▸ **Problem description**
Nothing but the records themselves, exactly as written and free of pictures, should appear in your response.
Data for this exercise: Begin
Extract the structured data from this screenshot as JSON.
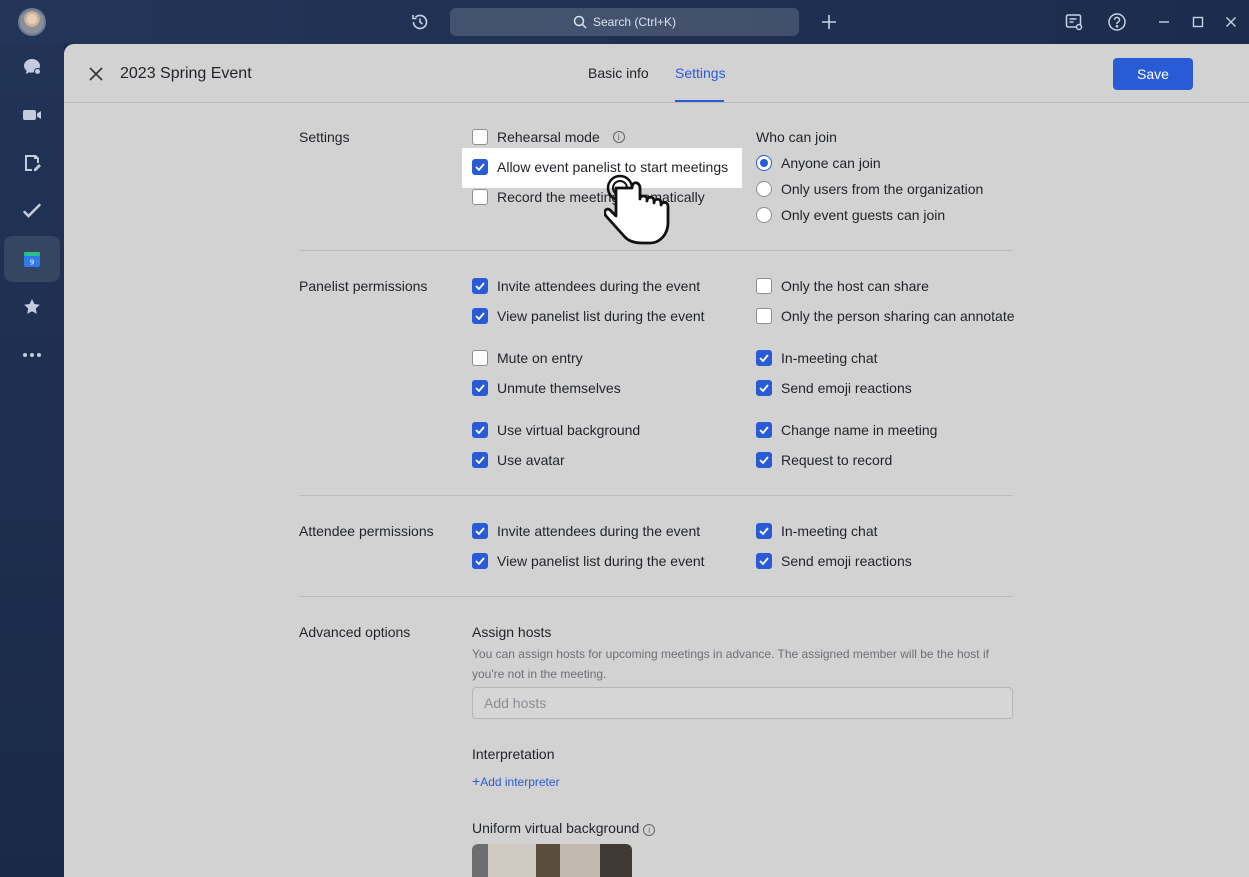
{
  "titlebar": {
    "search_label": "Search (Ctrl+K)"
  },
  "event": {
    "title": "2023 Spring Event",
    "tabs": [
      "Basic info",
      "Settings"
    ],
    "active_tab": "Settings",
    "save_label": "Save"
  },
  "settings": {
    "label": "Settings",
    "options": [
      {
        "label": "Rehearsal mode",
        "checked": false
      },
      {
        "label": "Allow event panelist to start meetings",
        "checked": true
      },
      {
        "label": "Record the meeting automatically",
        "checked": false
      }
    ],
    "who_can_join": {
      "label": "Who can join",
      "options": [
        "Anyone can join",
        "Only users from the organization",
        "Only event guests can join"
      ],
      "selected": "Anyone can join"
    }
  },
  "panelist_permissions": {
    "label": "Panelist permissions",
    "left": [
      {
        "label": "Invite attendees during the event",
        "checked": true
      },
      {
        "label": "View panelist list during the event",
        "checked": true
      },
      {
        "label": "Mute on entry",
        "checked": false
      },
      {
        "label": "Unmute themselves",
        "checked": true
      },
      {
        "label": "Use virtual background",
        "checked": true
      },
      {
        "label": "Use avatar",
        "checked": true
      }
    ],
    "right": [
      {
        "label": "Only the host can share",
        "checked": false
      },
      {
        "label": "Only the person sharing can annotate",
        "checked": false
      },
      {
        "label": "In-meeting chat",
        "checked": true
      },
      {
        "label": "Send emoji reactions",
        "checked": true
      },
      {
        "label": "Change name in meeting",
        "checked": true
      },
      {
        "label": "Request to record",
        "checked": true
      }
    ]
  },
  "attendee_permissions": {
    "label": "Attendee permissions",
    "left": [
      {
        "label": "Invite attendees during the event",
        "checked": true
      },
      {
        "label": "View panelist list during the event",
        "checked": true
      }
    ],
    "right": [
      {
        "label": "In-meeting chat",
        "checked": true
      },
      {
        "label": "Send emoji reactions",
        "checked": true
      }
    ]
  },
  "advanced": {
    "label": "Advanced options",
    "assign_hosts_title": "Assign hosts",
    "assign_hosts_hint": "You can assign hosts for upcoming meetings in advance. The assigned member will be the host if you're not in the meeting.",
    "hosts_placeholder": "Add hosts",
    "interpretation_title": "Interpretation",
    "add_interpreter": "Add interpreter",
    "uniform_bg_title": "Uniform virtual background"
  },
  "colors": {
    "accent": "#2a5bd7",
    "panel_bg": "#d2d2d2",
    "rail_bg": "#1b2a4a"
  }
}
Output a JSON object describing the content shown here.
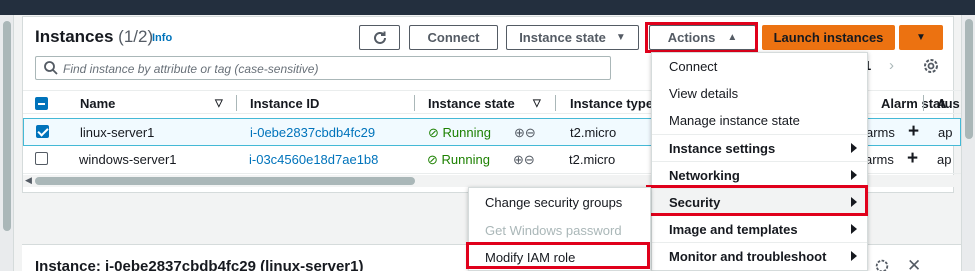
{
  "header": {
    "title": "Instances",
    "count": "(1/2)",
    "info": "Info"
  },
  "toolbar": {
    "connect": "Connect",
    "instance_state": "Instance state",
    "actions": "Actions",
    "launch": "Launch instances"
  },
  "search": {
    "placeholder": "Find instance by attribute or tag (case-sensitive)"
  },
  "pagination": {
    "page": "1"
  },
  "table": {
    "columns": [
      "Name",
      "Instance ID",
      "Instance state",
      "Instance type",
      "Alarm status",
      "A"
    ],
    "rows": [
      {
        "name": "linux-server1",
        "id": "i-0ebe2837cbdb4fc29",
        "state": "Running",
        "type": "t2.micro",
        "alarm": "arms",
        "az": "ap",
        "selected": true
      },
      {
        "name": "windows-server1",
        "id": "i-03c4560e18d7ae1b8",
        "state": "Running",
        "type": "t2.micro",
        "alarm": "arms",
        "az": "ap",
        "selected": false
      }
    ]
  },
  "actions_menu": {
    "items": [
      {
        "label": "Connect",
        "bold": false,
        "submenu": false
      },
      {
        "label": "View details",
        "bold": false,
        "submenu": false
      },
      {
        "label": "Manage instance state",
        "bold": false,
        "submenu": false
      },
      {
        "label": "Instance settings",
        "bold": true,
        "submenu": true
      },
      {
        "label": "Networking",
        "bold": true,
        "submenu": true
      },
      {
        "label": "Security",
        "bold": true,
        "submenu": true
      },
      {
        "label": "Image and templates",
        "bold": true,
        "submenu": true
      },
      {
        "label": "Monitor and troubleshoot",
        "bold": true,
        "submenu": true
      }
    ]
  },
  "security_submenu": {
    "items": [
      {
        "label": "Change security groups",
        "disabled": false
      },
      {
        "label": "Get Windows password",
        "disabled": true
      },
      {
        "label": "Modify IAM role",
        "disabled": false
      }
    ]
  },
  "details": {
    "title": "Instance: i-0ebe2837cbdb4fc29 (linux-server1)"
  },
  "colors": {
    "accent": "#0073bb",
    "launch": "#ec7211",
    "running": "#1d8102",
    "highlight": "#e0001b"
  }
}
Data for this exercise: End
▸ **Expected answer**
Extract the structured data from this screenshot as JSON.
{
  "titlebar": {
    "search_label": "Search (Ctrl+K)"
  },
  "event": {
    "title": "2023 Spring Event",
    "tabs": [
      "Basic info",
      "Settings"
    ],
    "active_tab": "Settings",
    "save_label": "Save"
  },
  "settings": {
    "label": "Settings",
    "options": [
      {
        "label": "Rehearsal mode",
        "checked": false
      },
      {
        "label": "Allow event panelist to start meetings",
        "checked": true
      },
      {
        "label": "Record the meeting automatically",
        "checked": false
      }
    ],
    "who_can_join": {
      "label": "Who can join",
      "options": [
        "Anyone can join",
        "Only users from the organization",
        "Only event guests can join"
      ],
      "selected": "Anyone can join"
    }
  },
  "panelist_permissions": {
    "label": "Panelist permissions",
    "left": [
      {
        "label": "Invite attendees during the event",
        "checked": true
      },
      {
        "label": "View panelist list during the event",
        "checked": true
      },
      {
        "label": "Mute on entry",
        "checked": false
      },
      {
        "label": "Unmute themselves",
        "checked": true
      },
      {
        "label": "Use virtual background",
        "checked": true
      },
      {
        "label": "Use avatar",
        "checked": true
      }
    ],
    "right": [
      {
        "label": "Only the host can share",
        "checked": false
      },
      {
        "label": "Only the person sharing can annotate",
        "checked": false
      },
      {
        "label": "In-meeting chat",
        "checked": true
      },
      {
        "label": "Send emoji reactions",
        "checked": true
      },
      {
        "label": "Change name in meeting",
        "checked": true
      },
      {
        "label": "Request to record",
        "checked": true
      }
    ]
  },
  "attendee_permissions": {
    "label": "Attendee permissions",
    "left": [
      {
        "label": "Invite attendees during the event",
        "checked": true
      },
      {
        "label": "View panelist list during the event",
        "checked": true
      }
    ],
    "right": [
      {
        "label": "In-meeting chat",
        "checked": true
      },
      {
        "label": "Send emoji reactions",
        "checked": true
      }
    ]
  },
  "advanced": {
    "label": "Advanced options",
    "assign_hosts_title": "Assign hosts",
    "assign_hosts_hint": "You can assign hosts for upcoming meetings in advance. The assigned member will be the host if you're not in the meeting.",
    "hosts_placeholder": "Add hosts",
    "interpretation_title": "Interpretation",
    "add_interpreter": "Add interpreter",
    "uniform_bg_title": "Uniform virtual background"
  },
  "colors": {
    "accent": "#2a5bd7",
    "panel_bg": "#d2d2d2",
    "rail_bg": "#1b2a4a"
  }
}
Output a JSON object describing the content shown here.
{
  "header": {
    "title": "Instances",
    "count": "(1/2)",
    "info": "Info"
  },
  "toolbar": {
    "connect": "Connect",
    "instance_state": "Instance state",
    "actions": "Actions",
    "launch": "Launch instances"
  },
  "search": {
    "placeholder": "Find instance by attribute or tag (case-sensitive)"
  },
  "pagination": {
    "page": "1"
  },
  "table": {
    "columns": [
      "Name",
      "Instance ID",
      "Instance state",
      "Instance type",
      "Alarm status",
      "A"
    ],
    "rows": [
      {
        "name": "linux-server1",
        "id": "i-0ebe2837cbdb4fc29",
        "state": "Running",
        "type": "t2.micro",
        "alarm": "arms",
        "az": "ap",
        "selected": true
      },
      {
        "name": "windows-server1",
        "id": "i-03c4560e18d7ae1b8",
        "state": "Running",
        "type": "t2.micro",
        "alarm": "arms",
        "az": "ap",
        "selected": false
      }
    ]
  },
  "actions_menu": {
    "items": [
      {
        "label": "Connect",
        "bold": false,
        "submenu": false
      },
      {
        "label": "View details",
        "bold": false,
        "submenu": false
      },
      {
        "label": "Manage instance state",
        "bold": false,
        "submenu": false
      },
      {
        "label": "Instance settings",
        "bold": true,
        "submenu": true
      },
      {
        "label": "Networking",
        "bold": true,
        "submenu": true
      },
      {
        "label": "Security",
        "bold": true,
        "submenu": true
      },
      {
        "label": "Image and templates",
        "bold": true,
        "submenu": true
      },
      {
        "label": "Monitor and troubleshoot",
        "bold": true,
        "submenu": true
      }
    ]
  },
  "security_submenu": {
    "items": [
      {
        "label": "Change security groups",
        "disabled": false
      },
      {
        "label": "Get Windows password",
        "disabled": true
      },
      {
        "label": "Modify IAM role",
        "disabled": false
      }
    ]
  },
  "details": {
    "title": "Instance: i-0ebe2837cbdb4fc29 (linux-server1)"
  },
  "colors": {
    "accent": "#0073bb",
    "launch": "#ec7211",
    "running": "#1d8102",
    "highlight": "#e0001b"
  }
}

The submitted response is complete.